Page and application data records
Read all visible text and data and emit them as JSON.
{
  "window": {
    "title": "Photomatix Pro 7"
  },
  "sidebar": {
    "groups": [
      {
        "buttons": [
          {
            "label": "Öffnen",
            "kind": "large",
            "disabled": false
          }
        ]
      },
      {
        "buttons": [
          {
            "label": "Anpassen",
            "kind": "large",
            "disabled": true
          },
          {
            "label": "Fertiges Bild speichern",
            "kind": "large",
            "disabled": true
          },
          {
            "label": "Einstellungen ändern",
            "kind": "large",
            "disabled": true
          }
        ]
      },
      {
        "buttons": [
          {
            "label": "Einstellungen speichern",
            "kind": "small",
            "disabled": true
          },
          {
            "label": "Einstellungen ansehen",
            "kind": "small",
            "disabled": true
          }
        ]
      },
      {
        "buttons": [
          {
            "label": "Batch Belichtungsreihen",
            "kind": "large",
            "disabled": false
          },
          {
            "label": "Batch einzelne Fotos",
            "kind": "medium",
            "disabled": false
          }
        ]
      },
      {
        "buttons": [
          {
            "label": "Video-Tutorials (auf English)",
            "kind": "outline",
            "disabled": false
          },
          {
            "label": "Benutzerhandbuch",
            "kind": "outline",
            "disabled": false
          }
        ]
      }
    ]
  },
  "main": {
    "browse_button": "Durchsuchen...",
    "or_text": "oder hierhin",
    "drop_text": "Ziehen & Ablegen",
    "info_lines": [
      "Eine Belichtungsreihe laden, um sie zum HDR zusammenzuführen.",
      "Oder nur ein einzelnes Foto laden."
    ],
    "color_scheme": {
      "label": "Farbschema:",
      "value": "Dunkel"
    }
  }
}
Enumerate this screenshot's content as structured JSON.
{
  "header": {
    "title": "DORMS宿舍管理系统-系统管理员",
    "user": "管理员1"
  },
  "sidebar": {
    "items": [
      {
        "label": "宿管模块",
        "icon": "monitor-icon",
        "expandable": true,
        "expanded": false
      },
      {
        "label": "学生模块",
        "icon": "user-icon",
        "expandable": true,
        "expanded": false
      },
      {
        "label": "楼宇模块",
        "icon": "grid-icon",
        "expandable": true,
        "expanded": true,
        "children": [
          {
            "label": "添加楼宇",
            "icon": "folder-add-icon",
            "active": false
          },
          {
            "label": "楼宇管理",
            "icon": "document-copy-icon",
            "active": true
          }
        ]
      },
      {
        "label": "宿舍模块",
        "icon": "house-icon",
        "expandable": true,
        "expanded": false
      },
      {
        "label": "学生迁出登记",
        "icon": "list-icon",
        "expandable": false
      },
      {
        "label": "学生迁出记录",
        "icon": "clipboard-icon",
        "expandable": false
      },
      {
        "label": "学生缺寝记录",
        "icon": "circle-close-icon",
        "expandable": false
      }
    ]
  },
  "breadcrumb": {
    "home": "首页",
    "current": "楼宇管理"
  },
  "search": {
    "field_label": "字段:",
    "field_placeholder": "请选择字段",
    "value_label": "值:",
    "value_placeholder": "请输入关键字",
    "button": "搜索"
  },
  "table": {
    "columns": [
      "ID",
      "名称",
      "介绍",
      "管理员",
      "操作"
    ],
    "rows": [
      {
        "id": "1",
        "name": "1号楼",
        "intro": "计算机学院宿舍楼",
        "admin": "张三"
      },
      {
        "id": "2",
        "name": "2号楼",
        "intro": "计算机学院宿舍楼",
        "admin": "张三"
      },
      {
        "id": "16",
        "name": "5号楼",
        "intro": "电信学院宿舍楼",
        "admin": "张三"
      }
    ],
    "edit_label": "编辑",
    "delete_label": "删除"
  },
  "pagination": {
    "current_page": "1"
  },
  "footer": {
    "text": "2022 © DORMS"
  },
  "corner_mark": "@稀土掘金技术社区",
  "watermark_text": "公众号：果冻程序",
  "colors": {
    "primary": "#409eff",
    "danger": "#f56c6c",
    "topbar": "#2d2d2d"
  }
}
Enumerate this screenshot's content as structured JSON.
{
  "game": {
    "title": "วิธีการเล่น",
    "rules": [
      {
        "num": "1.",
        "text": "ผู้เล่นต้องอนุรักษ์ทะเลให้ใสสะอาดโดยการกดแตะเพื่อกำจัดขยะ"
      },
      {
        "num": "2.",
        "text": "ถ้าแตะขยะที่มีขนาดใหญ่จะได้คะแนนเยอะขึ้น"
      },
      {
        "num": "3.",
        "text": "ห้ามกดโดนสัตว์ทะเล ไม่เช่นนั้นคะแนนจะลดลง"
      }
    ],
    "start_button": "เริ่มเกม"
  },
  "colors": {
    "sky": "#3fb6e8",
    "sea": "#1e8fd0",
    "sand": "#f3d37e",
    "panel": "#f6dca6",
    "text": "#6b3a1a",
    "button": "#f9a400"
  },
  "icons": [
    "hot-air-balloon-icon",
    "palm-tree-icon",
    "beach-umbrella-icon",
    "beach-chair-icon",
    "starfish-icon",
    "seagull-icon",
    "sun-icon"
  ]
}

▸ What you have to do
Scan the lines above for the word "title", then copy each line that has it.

▸ Written response
    "title": "Photomatix Pro 7"
    "title": "DORMS宿舍管理系统-系统管理员",
    "title": "วิธีการเล่น",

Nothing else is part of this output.